==== SUPPLIED RECORDS ====

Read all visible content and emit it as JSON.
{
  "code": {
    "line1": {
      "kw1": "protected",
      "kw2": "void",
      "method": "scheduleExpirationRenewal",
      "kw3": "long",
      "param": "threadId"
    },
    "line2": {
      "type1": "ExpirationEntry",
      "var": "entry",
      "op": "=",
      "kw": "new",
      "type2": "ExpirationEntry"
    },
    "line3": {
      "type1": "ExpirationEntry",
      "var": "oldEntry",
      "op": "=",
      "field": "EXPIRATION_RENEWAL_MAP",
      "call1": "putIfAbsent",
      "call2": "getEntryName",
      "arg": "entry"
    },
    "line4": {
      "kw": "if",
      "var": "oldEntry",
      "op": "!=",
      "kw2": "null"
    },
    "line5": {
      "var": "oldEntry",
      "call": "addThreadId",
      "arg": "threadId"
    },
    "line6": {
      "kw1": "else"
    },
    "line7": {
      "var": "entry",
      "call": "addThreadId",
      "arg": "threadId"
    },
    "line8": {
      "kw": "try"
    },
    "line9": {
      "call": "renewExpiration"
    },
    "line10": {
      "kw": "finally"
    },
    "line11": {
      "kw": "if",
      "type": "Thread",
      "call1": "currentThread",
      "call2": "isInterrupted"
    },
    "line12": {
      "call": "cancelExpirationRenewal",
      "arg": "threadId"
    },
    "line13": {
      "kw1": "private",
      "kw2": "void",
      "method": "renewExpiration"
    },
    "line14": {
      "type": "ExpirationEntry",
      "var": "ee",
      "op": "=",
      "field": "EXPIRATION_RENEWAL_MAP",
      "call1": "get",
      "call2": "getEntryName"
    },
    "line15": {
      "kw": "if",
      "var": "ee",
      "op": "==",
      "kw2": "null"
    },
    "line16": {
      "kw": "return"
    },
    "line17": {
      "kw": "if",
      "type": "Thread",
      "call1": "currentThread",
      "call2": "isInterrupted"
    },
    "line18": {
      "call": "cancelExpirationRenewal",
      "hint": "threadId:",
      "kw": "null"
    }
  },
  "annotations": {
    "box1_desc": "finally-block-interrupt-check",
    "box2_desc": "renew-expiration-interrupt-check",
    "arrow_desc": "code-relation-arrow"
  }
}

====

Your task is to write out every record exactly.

### EXERCISE SOLUTION
Read all visible content and emit it as JSON.
{
  "code": {
    "line1": {
      "kw1": "protected",
      "kw2": "void",
      "method": "scheduleExpirationRenewal",
      "kw3": "long",
      "param": "threadId"
    },
    "line2": {
      "type1": "ExpirationEntry",
      "var": "entry",
      "op": "=",
      "kw": "new",
      "type2": "ExpirationEntry"
    },
    "line3": {
      "type1": "ExpirationEntry",
      "var": "oldEntry",
      "op": "=",
      "field": "EXPIRATION_RENEWAL_MAP",
      "call1": "putIfAbsent",
      "call2": "getEntryName",
      "arg": "entry"
    },
    "line4": {
      "kw": "if",
      "var": "oldEntry",
      "op": "!=",
      "kw2": "null"
    },
    "line5": {
      "var": "oldEntry",
      "call": "addThreadId",
      "arg": "threadId"
    },
    "line6": {
      "kw1": "else"
    },
    "line7": {
      "var": "entry",
      "call": "addThreadId",
      "arg": "threadId"
    },
    "line8": {
      "kw": "try"
    },
    "line9": {
      "call": "renewExpiration"
    },
    "line10": {
      "kw": "finally"
    },
    "line11": {
      "kw": "if",
      "type": "Thread",
      "call1": "currentThread",
      "call2": "isInterrupted"
    },
    "line12": {
      "call": "cancelExpirationRenewal",
      "arg": "threadId"
    },
    "line13": {
      "kw1": "private",
      "kw2": "void",
      "method": "renewExpiration"
    },
    "line14": {
      "type": "ExpirationEntry",
      "var": "ee",
      "op": "=",
      "field": "EXPIRATION_RENEWAL_MAP",
      "call1": "get",
      "call2": "getEntryName"
    },
    "line15": {
      "kw": "if",
      "var": "ee",
      "op": "==",
      "kw2": "null"
    },
    "line16": {
      "kw": "return"
    },
    "line17": {
      "kw": "if",
      "type": "Thread",
      "call1": "currentThread",
      "call2": "isInterrupted"
    },
    "line18": {
      "call": "cancelExpirationRenewal",
      "hint": "threadId:",
      "kw": "null"
    }
  },
  "annotations": {
    "box1_desc": "finally-block-interrupt-check",
    "box2_desc": "renew-expiration-interrupt-check",
    "arrow_desc": "code-relation-arrow"
  }
}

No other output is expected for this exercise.